Maryknoll Sisters are pledged to commit ourselves in the Church’ preferential option for the poor.  The sick are the poorest of the poor.  Not just financially, but emotionally, psychologically, socially, culturally, physically and, yes, spiritually also! Some of them are angry at God or have refused to have anything to do with God, because of past painful experiences suffered in the hands of some insensitive members of the Church!

M: So how did you deal with such a challenging ministry?

ST: The words of St. Mother Teresa of Calcutta kept ringing in my ears, “God has a way of hiding himself in the poor”.  It is a challenging situation that requires one to firmly decide to deal with the patient with respect and patience.  One saving grace that I drew from was the advice by one of my priest friends who was a Benedictine monk: “Teresita, before you go to the hospital, spend time in prayer.” So I did. Everyday I would spend an hour of silent prayer before the Blessed Sacrament asking God to accompany me to the hospital and take me to the patients whom he would liked to touch by his love, his forgiveness, his peace and his mercy. I ask God to help me to listen with my heart, know what to say and how to say it. Lastly, I’d add, “Please stay with me.  Don’t leave me!”

I always held the patient’s hand when I visit them.  That touch gives them reassurance, acceptance and puts them at ease. Some of them would say, “God must have sent you to me today. I feel very much at peace. Thank you for listening.” Quietly I’d welcome those sincere words that come from their hearts. We would pray together. It is always a very humbling experience to be invited in the sanctuary of their hearts, where there are wounds that are at times deep and still bleeding. Arriving home, I would crawl to our upstairs chapel to tell God how my day was like and to thank him. It is a very demanding and emotionally draining ministry that I have to “re-charge my batteries”  to be refreshed and be fully present to the patients.

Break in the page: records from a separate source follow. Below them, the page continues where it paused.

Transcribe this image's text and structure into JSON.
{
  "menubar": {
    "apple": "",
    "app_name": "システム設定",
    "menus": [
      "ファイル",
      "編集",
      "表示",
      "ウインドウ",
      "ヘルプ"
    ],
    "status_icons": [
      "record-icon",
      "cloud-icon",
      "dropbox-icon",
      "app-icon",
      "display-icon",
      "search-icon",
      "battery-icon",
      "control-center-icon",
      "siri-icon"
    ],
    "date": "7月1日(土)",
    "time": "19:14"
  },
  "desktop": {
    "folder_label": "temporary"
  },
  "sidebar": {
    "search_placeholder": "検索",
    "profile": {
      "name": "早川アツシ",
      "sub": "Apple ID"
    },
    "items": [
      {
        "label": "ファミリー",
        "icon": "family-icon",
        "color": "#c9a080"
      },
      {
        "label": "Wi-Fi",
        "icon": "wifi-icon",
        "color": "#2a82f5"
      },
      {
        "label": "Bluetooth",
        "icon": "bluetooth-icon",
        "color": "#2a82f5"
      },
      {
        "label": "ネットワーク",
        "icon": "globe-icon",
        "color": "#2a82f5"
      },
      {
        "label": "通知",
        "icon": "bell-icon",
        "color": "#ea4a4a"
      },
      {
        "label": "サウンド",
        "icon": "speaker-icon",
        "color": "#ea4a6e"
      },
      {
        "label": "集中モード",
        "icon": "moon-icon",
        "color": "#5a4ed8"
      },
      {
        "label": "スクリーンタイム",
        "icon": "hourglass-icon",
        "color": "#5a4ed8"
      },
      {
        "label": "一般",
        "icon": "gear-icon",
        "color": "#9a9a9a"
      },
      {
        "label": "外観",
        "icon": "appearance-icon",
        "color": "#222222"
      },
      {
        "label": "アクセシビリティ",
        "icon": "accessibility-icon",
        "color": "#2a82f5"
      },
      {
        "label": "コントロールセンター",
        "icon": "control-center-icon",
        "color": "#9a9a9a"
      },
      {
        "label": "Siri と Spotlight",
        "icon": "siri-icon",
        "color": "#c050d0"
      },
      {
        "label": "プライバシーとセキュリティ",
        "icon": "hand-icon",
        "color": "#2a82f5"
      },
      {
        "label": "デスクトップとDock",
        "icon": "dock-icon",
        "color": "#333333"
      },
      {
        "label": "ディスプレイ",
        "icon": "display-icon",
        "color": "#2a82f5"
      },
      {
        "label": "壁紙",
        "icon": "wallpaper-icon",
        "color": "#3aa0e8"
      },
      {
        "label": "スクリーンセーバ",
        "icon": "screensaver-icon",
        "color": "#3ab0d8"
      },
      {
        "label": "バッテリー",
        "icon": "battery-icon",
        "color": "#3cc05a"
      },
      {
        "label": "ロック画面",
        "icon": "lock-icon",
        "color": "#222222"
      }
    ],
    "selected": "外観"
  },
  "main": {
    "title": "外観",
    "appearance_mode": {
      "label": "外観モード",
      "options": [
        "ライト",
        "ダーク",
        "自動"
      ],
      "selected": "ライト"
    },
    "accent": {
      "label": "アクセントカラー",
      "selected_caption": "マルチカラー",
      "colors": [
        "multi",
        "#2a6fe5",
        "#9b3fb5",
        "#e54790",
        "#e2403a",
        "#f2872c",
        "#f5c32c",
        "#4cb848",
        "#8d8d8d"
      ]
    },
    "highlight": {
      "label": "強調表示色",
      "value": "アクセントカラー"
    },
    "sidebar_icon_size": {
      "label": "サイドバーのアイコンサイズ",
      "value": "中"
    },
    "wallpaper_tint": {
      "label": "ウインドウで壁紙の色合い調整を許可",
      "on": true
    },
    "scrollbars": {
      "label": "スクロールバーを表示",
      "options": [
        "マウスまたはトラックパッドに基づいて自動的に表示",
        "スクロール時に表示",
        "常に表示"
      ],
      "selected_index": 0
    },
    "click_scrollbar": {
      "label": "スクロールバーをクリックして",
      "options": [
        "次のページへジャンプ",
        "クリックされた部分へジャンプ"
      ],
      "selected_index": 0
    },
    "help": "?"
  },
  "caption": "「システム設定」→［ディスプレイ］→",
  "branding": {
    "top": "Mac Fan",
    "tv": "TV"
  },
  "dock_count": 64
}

M: What was your most memorable moment as a missionary tending to the sick?

ST: I had just visited two dying patients in the hospital and I was feeling very tired. On my way out of the ward, I noticed another patient looking at me so I smiled at her and she did, too.  Something was drawing me to her, so I sat down when she offered a chair beside her bed.

She started telling me about how she attempted suicide by jumping in the Marañon River. I was looking at her eye to eye but I knew I was not really present. My mind was at the impending assignment I was hoping to receive for my second mission which I had been waiting for a long time. All of a sudden she grasped my arm so hard and said to me, “Sister, you are not listening to me!”

I almost fell off my chair. She was very angry and I was shocked at her reaction. I was so embarrassed and told her the truth. “No, I wasn’t listening to you.  I am very tired.  I’m very sorry.” She said, “It shows how very tired you are.  Why don’t you go home now and take your rest.”  I thanked her and said goodbye, promising that she would be the first one I would visit the next day.  She was so kind and let me go.  I have never had an experience like that!

That moment made me realize that patients need our full attention. When I get distracted in prayer, God does not shake me up like that and tell me that I’m not listening!  God is very “patient, kind and understanding, slow to anger, rich in mercy and always forgiving”. I have met God in many of the patients I have ministered to, as well as in my students, and among many other different kinds of people, in my life as a Maryknoll Sister making God’s love visible.

Sister Teresita Perez presently resides in the Maryknoll Sisters Center in Ossining, New York and continues to bravely serve the Order.